pinhedz wrote:She reports there was a structure called "The Gherkin," which she daintily describes as resembling a "pine cone." Embarassed

Before now, attractive French women with sexy accents have asked me to direct them to the Cucumber.

eddie
The Gap Minder

Posts : 7840
Join date : 2011-04-11
Age : 60
Location : Desert Island

Back to top Go down

Re: question about London hotel, business, and fun and games

Post  pinhedz on Mon Dec 12, 2011 9:16 am

felix wrote:That Tower of Babel. That'll be the Shard (or "Shard of Glass") at London Bridge, that will.



Going up at an alarming rate, I reckon. Rolling Eyes
Mrs. Pinz reports that the Tower of Babel is much farther along than that photo shows. Razz

pinhedz
Schrödinger's Hepcat

Posts : 11694
Join date : 2011-04-11
Location : DC

http://www.balalaika.org/

Back to top Go down

Re: question about London hotel, business, and fun and games

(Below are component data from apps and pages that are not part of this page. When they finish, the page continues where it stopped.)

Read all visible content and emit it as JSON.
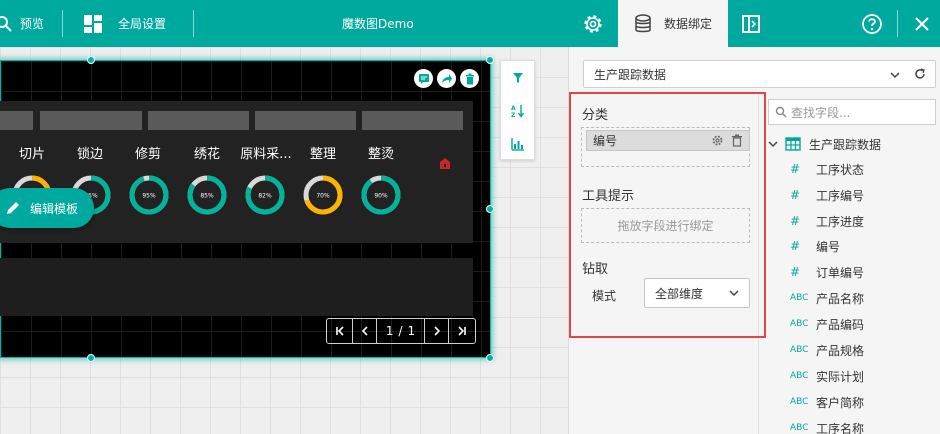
{
  "toolbar": {
    "preview_label": "预览",
    "global_settings_label": "全局设置",
    "title": "魔数图Demo",
    "data_binding_tab": "数据绑定"
  },
  "widget": {
    "columns": [
      "切片",
      "锁边",
      "修剪",
      "绣花",
      "原料采...",
      "整理",
      "整烫"
    ],
    "gauges": [
      {
        "label": "75%",
        "value": 0.75,
        "color": "#ffb300"
      },
      {
        "label": "75%",
        "value": 0.75,
        "color": "#00b39b"
      },
      {
        "label": "95%",
        "value": 0.95,
        "color": "#00b39b"
      },
      {
        "label": "85%",
        "value": 0.85,
        "color": "#00b39b"
      },
      {
        "label": "82%",
        "value": 0.82,
        "color": "#00b39b"
      },
      {
        "label": "70%",
        "value": 0.7,
        "color": "#ffb300"
      },
      {
        "label": "90%",
        "value": 0.9,
        "color": "#00b39b"
      }
    ],
    "edit_template_label": "编辑模板",
    "pager": {
      "current": "1",
      "separator": "/",
      "total": "1"
    }
  },
  "binding": {
    "dataset": "生产跟踪数据",
    "category_title": "分类",
    "category_field": "编号",
    "tooltip_title": "工具提示",
    "drop_hint": "拖放字段进行绑定",
    "drill_title": "钻取",
    "mode_label": "模式",
    "mode_value": "全部维度"
  },
  "fields": {
    "search_placeholder": "查找字段...",
    "root": "生产跟踪数据",
    "items": [
      {
        "type": "#",
        "name": "工序状态"
      },
      {
        "type": "#",
        "name": "工序编号"
      },
      {
        "type": "#",
        "name": "工序进度"
      },
      {
        "type": "#",
        "name": "编号"
      },
      {
        "type": "#",
        "name": "订单编号"
      },
      {
        "type": "ABC",
        "name": "产品名称"
      },
      {
        "type": "ABC",
        "name": "产品编码"
      },
      {
        "type": "ABC",
        "name": "产品规格"
      },
      {
        "type": "ABC",
        "name": "实际计划"
      },
      {
        "type": "ABC",
        "name": "客户简称"
      },
      {
        "type": "ABC",
        "name": "工序名称"
      }
    ]
  },
  "colors": {
    "accent": "#00a99d",
    "highlight_box": "#e0464a",
    "gauge_ok": "#00b39b",
    "gauge_warn": "#ffb300"
  }
}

Post  felix on Mon Dec 12, 2011 1:17 pm

^ Yep, it was much further along than that the last time I saw it, ooh, about a month ago cat so I imagine it's even closer to being the "shard of glass" for which it's named.

felix
cool cat - mrkgnao!

Posts : 831
Join date : 2011-04-11
Location : see the chicken?

Back to top Go down

Re: question about London hotel, business, and fun and games

Post  eddie on Mon Dec 12, 2011 8:08 pm

^

The contractors have had to conduct a trial assembly of the pointy bit at the top in a field somewhere up north.

I think it's hideous, ruining the vista of St Paul's and much else.

eddie
The Gap Minder

Posts : 7840
Join date : 2011-04-11
Age : 60
Location : Desert Island

Back to top Go down

Re: question about London hotel, business, and fun and games

Post  eddie on Thu Jan 26, 2012 10:36 pm

http://www.youtube.com/watch?v=uJLNf-5BUIs&feature=related
Hotel Chambermaid- Graham Parker & The Rumour.

eddie
The Gap Minder

Posts : 7840
Join date : 2011-04-11
Age : 60
Location : Desert Island

Back to top Go down

Re: question about London hotel, business, and fun and games

Post  Sponsored content Today at 3:04 pm


Sponsored content


Back to top Go down

View previous topic View next topic Back to top

- Similar topics

 
Permissions in this forum:
You cannot reply to topics in this forum